Boileau et al22 reported on 47 patients who underwent arthroscopic remplissage: There was a mean loss (SD) of 8 degrees (± 7 degrees) of external rotation and 9 degrees (± 7 degrees) abduction, which was not functionally limiting. However, of 41 of the 47 patients who participated in athletics before surgery, 37 (90%) returned to sport with 28 (68%) returning to the same level of sport, including overhead sports, at a mean follow-up of 2 years.
Humeral Head Augmentation With Autograft or Allograft Bone
Owing to the Hill-Sachs lesion that is created during the dislocation mechanism, techniques have been reported to restore the resulting bone loss with a goal of restoring the articular arc. This has been reportedly used in young patients who meet the surgical indications.23 There are 2 types of allograft reconstructions: size-matched bulk graft and osteochondral plug transfer (see Figures 13-6 and 13-7).

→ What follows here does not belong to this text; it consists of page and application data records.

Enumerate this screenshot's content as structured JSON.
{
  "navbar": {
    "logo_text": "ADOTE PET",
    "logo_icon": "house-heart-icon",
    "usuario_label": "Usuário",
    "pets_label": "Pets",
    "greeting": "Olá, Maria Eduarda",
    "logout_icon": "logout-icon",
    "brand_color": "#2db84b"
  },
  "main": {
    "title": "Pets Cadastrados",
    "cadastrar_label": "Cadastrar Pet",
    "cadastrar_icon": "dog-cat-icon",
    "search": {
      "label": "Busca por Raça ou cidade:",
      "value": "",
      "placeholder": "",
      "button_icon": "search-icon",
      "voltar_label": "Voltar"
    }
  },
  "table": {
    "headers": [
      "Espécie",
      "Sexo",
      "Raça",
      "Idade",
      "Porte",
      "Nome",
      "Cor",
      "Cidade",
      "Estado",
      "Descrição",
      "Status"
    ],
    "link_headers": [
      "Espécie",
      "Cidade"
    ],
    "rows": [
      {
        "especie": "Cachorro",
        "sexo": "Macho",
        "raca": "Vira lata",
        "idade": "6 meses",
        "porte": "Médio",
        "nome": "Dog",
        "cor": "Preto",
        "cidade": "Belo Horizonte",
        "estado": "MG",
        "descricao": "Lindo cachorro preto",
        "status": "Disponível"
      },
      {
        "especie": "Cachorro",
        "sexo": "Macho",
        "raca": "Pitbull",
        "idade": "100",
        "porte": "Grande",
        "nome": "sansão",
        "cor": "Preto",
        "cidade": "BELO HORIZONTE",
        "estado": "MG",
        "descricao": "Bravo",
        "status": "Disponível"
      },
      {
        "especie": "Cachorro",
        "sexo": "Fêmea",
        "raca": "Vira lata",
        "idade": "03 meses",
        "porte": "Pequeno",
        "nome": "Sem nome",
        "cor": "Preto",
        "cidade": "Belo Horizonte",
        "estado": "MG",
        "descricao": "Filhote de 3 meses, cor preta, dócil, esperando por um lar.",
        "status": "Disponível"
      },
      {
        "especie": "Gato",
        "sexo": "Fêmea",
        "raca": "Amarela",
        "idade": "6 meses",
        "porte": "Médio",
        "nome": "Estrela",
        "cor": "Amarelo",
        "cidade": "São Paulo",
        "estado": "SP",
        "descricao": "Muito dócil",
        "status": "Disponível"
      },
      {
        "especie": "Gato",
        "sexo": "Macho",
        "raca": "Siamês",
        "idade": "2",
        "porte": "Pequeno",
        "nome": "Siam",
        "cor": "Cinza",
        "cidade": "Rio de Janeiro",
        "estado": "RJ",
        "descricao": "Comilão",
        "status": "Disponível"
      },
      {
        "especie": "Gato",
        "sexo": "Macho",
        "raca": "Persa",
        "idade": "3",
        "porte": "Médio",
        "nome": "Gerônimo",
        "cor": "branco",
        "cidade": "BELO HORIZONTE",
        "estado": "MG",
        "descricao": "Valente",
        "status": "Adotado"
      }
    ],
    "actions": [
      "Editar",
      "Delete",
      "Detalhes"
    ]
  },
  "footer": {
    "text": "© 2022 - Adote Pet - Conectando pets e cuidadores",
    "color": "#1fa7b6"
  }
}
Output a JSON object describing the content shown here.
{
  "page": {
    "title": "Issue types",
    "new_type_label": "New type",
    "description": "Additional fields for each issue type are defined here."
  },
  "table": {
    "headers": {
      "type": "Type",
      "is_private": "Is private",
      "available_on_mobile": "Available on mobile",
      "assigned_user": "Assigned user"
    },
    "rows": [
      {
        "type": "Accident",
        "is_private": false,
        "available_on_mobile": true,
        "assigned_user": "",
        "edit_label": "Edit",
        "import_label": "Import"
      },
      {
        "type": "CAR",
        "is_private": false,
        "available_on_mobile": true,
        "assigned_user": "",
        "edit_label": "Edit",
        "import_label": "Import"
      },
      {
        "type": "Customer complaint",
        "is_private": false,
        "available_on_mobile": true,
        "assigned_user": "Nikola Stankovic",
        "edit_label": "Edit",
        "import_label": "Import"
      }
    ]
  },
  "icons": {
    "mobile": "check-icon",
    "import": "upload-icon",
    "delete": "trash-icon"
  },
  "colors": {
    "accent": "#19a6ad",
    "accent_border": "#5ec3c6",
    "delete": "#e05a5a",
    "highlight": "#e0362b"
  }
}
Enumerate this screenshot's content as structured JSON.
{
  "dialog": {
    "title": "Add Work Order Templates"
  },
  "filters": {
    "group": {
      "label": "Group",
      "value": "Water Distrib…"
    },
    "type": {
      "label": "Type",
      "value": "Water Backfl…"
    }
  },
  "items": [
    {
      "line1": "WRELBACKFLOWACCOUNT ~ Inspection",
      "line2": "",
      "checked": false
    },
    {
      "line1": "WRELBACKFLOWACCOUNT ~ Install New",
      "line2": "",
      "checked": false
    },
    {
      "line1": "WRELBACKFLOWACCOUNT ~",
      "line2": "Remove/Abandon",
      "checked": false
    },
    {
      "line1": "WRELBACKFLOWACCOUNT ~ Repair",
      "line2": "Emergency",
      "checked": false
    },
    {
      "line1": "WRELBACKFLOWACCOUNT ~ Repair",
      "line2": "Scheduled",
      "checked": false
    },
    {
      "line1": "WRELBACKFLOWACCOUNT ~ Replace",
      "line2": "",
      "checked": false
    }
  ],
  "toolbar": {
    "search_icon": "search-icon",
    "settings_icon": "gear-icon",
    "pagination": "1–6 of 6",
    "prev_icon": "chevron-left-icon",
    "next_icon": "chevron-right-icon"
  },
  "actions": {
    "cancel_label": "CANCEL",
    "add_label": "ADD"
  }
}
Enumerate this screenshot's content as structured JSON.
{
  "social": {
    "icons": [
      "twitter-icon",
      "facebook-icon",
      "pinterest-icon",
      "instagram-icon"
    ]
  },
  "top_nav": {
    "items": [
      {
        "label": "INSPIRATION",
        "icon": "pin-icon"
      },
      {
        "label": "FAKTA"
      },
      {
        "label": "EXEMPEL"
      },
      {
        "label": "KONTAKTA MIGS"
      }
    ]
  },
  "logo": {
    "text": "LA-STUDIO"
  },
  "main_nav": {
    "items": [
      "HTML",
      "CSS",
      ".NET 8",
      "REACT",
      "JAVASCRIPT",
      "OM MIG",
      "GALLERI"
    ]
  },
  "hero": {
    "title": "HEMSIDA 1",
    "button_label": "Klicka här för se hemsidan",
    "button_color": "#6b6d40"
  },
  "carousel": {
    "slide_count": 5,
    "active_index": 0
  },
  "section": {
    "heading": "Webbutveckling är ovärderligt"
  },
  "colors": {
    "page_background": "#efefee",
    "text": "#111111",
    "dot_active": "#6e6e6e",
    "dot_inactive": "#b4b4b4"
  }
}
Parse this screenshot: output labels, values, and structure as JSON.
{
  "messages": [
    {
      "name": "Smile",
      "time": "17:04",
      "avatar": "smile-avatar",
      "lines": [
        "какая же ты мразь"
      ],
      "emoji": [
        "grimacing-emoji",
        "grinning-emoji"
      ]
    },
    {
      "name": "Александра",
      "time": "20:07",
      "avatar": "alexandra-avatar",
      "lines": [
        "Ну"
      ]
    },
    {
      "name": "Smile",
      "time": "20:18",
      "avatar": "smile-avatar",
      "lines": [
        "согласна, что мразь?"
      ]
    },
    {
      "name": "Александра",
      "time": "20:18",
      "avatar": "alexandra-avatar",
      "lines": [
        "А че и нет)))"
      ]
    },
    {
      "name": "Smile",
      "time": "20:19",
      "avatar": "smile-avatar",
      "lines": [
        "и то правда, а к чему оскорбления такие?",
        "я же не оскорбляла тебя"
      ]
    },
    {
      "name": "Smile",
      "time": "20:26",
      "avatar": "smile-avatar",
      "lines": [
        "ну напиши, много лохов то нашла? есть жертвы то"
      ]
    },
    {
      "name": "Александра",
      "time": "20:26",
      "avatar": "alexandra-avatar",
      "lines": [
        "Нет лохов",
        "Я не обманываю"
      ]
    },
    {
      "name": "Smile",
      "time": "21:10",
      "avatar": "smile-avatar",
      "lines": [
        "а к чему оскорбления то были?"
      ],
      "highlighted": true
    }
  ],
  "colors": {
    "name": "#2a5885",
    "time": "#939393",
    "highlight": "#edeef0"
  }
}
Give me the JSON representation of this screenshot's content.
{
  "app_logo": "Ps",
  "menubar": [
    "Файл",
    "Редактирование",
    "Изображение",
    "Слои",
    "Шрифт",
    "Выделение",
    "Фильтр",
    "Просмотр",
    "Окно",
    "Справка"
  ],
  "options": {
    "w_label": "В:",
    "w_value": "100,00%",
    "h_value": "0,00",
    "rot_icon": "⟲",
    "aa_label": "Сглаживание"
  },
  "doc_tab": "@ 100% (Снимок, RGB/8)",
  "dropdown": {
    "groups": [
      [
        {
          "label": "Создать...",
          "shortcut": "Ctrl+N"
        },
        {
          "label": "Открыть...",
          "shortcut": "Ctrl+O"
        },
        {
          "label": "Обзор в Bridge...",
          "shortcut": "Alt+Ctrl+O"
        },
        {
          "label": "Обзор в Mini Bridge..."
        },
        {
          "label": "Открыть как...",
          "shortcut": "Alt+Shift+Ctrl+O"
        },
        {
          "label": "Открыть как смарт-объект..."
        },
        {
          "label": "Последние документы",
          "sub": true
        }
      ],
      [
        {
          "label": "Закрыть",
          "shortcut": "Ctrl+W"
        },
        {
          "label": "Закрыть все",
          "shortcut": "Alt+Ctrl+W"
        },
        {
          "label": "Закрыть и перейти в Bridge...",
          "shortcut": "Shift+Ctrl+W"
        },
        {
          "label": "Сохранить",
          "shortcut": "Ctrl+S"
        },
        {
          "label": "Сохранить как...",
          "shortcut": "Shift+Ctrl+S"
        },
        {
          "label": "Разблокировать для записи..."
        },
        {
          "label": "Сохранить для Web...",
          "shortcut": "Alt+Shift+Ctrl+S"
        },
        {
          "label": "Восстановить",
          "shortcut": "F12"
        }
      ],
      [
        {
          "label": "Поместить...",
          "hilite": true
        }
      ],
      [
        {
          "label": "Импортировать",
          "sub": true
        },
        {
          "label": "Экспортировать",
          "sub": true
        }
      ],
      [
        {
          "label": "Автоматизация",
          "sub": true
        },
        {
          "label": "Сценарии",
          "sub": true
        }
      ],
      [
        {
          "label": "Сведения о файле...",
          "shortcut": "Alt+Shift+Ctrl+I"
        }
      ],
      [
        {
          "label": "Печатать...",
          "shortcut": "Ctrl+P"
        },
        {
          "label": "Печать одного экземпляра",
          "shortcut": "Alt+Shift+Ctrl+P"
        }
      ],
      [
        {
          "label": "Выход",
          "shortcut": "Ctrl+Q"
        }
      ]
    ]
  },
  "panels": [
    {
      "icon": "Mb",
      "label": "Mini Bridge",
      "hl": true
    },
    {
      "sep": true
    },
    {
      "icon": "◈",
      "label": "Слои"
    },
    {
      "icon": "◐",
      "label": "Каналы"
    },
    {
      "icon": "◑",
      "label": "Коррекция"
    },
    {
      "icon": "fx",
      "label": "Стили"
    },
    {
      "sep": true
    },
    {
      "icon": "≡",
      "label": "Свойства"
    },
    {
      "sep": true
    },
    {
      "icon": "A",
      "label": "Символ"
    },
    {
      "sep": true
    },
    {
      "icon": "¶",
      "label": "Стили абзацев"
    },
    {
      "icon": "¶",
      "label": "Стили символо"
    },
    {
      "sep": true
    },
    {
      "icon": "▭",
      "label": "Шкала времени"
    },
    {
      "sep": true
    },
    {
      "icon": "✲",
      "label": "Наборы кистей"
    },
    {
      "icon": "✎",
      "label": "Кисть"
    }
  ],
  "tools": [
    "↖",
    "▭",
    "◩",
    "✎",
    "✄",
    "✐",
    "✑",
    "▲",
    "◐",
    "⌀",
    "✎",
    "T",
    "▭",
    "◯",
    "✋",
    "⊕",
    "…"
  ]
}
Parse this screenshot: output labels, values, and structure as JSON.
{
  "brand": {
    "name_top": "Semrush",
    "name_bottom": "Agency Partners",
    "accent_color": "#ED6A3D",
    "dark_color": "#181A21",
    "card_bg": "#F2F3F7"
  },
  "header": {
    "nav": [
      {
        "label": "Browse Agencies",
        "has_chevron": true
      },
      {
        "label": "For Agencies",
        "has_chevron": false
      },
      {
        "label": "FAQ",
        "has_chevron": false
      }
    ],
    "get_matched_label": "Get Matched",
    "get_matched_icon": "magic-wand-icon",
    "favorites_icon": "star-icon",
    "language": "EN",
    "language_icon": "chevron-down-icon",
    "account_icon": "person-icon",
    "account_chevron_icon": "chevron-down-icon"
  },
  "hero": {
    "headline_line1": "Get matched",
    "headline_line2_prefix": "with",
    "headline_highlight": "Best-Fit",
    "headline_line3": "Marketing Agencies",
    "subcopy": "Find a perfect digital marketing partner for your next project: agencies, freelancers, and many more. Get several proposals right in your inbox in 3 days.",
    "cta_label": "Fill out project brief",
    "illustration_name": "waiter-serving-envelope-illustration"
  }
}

Having a size- and side-matched osteoarticular humeral head allograft is essential for optimal recreation of the radius of curvature of the humeral head (± 2 mm) (Figure 13-8). The graft is preferably one that is fresh-frozen and cryopreserved.24 Using a deltopectoral approach and capsulotomy for exposure and inspection allows for addressing abnormalities at the anteroinferior capsulolabral and glenoid complex. Once this is achieved, the Hill-Sachs lesion is shaped in a chevron fashion and the matching allograft is then cut to fit the site of the humeral head osteotomy. The allograft is then secured with a lag technique using countersunk screws (Figures 13-9 through 13-11). Some techniques have been described in the literature describing osteochondral plug transfer; however, reports are scarce.25,26